In an interview with Reuters, Communications and Digital Minister Fahmi Fadzil said Malaysia will not go through with its plan to take legal action against Meta for failing to tackle a variety of issues relating to scams and inappropriate content. Last month, the Malaysian Communications and Multimedia Commission (MCMC) announced that it will be taking definitive steps or legal action over Meta’s failure to take sufficient action to address Facebook scams ads, impersonation, online gambling and undesirable content related to 3R (Race, Royalty and Religion).
It was reported that Malaysia has decided not to take action following “positive” engagement with the social media giant which owns Facebook, Instagram and WhatsApp. He said Meta has given their firm commitment to work with Malaysian authorities, including the regulator and the police, to tackle such posts on its platforms.
He told Reuters, “I don’t think MCMC needs at this point in time to initiate any legal action. I think this level of cooperation is very positive”. He added that the government is also considering other measures such as fines against social media platforms if they failed to tackle harmful content.
Earlier this month, Fahmi revealed that Malaysians have lost nearly RM330 million to scams on Facebook, Instagram and WhatsApp between January to May 2023. He added the amount represents a 25% increase compared to the full year of 2022. Despite several rounds of “engagement” with Meta, Malaysians are continuously exposed to scam ads on their platform which impersonate public figures and popular brands.
The social network platform has also repeatedly allowed scam ads impersonating Bursa Malaysia CEO as well as mainstream news titles to promote online gambling. Even The Star has recently published a public service announcement warning readers about Facebook ads misusing The Star’s branding.
Most of these scams could have been prevented if Meta conducts basic checks on new advertisers and if they establish a local ad moderation team in Malaysia which can take down inappropriate ads and content reported by local users. It is well documented that Meta has knowingly approved scam ads on their platform and it is seen as prioritising ad revenues over user safety. Meta says they rely on algorithms to weed out scams but it is clear that these measures do not work as the number of scams are on the rise.
Saya menerima tangkap layar ini sebentar tadi. Ini adalah PALSU!— Fahmi Fadzil 🇲🇾 (@fahmi_fadzil) May 5, 2023
Saya tidak pernah mempromosi mana-mana skim pelaburan seperti ini. Saya telah laporkan pada pihak SKMM. pic.twitter.com/zm9tbK1iBZ
Even Fahmi himself was a victim of impersonation when his face was misused for what appeared to be a scam investment ad. The MCMC has highlighted that the power to act on social media scams is limited as the current policies are ineffective against platforms hosted outside of Malaysia. The regulator has called for intervention to punish platforms that allow scam ads in Malaysia as they have clearly not been effective in self-regulating the use of their platforms. Without a clear legal framework and regulation, Meta appears to be operating without regard for user safety and are not motivated to take drastic steps to tackle the rising scam issues.

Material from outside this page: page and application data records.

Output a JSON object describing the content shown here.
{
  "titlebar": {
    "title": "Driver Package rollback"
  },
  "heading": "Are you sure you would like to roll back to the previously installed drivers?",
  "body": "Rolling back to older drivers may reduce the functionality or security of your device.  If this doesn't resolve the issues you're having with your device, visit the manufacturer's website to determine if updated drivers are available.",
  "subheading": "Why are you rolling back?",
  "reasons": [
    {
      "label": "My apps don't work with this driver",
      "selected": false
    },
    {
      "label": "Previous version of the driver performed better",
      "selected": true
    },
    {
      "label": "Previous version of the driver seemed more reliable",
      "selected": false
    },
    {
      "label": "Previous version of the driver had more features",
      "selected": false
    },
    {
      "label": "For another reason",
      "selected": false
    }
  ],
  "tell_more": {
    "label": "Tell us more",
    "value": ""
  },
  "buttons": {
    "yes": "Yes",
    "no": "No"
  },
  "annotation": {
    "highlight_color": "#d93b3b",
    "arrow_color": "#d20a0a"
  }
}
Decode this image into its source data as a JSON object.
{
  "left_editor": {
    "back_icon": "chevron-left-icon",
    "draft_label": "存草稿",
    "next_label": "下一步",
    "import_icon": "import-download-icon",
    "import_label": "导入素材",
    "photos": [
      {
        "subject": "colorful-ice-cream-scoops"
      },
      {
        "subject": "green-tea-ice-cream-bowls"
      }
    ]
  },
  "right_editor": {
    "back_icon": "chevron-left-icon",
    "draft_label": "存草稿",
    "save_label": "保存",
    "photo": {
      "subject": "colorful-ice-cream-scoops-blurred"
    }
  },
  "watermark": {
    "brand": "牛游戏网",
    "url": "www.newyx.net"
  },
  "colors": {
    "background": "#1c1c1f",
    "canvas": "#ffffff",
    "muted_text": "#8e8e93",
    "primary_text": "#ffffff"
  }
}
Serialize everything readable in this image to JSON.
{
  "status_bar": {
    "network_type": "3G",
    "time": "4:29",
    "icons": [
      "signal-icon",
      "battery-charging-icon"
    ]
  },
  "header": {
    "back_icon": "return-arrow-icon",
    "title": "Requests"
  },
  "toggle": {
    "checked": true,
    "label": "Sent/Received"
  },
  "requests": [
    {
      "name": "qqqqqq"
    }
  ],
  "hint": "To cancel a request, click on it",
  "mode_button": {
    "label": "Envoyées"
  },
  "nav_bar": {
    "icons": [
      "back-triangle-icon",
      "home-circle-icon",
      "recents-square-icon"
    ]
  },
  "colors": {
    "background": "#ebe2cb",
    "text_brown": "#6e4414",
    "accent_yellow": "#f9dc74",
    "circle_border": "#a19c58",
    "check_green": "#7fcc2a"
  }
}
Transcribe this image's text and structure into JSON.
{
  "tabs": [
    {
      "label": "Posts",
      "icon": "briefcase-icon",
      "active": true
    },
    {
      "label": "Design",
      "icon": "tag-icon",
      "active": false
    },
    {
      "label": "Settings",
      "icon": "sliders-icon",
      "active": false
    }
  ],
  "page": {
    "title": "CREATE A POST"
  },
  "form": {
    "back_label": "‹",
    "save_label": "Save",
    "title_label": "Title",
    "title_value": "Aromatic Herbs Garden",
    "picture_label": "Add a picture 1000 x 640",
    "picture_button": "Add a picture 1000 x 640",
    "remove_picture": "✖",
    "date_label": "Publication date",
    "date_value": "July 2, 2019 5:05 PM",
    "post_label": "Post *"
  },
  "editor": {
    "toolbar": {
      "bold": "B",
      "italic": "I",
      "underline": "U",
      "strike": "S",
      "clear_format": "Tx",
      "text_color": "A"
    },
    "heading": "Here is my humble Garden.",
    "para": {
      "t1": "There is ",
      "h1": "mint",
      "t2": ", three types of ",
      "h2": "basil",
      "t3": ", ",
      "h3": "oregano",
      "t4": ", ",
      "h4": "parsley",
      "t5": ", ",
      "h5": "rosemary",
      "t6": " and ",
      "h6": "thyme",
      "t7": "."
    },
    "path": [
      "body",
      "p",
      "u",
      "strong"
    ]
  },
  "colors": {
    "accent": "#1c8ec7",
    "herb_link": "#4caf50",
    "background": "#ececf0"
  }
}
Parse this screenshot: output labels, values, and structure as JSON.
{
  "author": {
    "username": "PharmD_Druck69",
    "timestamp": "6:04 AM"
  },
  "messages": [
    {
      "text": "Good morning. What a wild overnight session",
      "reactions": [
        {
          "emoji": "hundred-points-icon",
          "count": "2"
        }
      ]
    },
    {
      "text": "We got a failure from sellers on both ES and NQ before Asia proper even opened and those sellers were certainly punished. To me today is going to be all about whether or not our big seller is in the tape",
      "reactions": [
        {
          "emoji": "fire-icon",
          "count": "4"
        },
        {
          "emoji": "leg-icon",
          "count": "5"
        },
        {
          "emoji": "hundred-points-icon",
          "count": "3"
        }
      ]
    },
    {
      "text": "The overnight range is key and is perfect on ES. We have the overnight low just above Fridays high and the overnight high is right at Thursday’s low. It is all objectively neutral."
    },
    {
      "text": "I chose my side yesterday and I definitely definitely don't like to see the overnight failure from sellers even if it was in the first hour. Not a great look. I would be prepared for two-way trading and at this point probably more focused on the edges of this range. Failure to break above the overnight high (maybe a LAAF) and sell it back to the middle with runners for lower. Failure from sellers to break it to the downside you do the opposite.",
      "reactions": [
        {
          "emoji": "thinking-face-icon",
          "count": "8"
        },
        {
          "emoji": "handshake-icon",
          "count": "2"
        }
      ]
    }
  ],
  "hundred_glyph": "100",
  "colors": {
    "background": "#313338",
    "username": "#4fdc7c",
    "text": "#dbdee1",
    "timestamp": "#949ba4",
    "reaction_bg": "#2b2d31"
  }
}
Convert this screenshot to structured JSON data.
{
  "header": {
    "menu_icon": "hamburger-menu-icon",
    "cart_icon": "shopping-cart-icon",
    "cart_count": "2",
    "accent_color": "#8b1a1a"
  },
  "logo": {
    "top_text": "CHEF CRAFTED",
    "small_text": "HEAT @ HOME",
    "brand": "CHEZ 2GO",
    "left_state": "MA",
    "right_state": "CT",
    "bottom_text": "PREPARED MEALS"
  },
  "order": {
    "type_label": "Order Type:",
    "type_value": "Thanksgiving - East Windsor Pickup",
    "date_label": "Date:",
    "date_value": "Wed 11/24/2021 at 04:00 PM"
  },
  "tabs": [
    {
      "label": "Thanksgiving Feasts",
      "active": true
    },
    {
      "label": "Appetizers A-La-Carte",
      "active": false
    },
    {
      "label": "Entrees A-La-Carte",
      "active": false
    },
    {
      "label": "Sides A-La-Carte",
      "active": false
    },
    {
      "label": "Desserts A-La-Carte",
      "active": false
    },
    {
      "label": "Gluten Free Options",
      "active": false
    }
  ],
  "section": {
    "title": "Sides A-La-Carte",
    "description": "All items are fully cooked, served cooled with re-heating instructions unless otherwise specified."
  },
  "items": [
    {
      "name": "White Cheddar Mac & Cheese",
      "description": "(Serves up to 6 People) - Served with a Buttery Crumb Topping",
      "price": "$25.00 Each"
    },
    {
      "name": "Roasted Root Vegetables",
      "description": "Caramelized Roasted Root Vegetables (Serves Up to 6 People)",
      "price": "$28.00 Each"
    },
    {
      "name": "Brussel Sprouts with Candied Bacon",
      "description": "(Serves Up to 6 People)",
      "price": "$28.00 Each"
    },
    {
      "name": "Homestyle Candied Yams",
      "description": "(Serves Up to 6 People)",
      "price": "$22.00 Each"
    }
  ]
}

In Australia, the Competition and Consumer Commission (ACCC) filed a lawsuit last year against Meta for failing to prevent scammers from using its platform to promote fake ads featuring well-known people. Yesterday, the Australian court slapped Meta with an AUD 20 million fine for collecting data without users’ knowledge.
Recently, Mark Zuckerberg introduced Meta Verified which promises to help tackle scams and impersonation on their platform while providing direct access to customer service. In Malaysia, the Meta Verified subscription costs as high as RM41.99/month.
Earlier this month, the MCMC also issued a statement reminding all telcos to fulfil their obligations under the Communications and Multimedia Act 1998 to tackle fake news, scams, phishing, gambling and content citing racial or religious discontent. In short, it expects every telco to make every effort to prevent criminal conduct on its platform. This raises concerns about internet freedom if telcos are now required to carry out their own self-censorship. Are telcos now empowered to decide which websites or content is inappropriate? Does this also mean telcos should block all Meta platforms knowing that Facebook is a cesspool of scams?
- Fahmi: Malaysians lost nearly RM330 mil to scams on Facebook, Instagram and WhatsApp between Jan to May 2023
- Malaysia takes legal action against Meta for failing to tackle Facebook scams ads, impersonation and inappropriate content
- MCMC calls for intervention to punish platforms that allow scam ads in Malaysia
- Fahmi wants MCMC to find out why Meta fails to tackle scams ads in Malaysia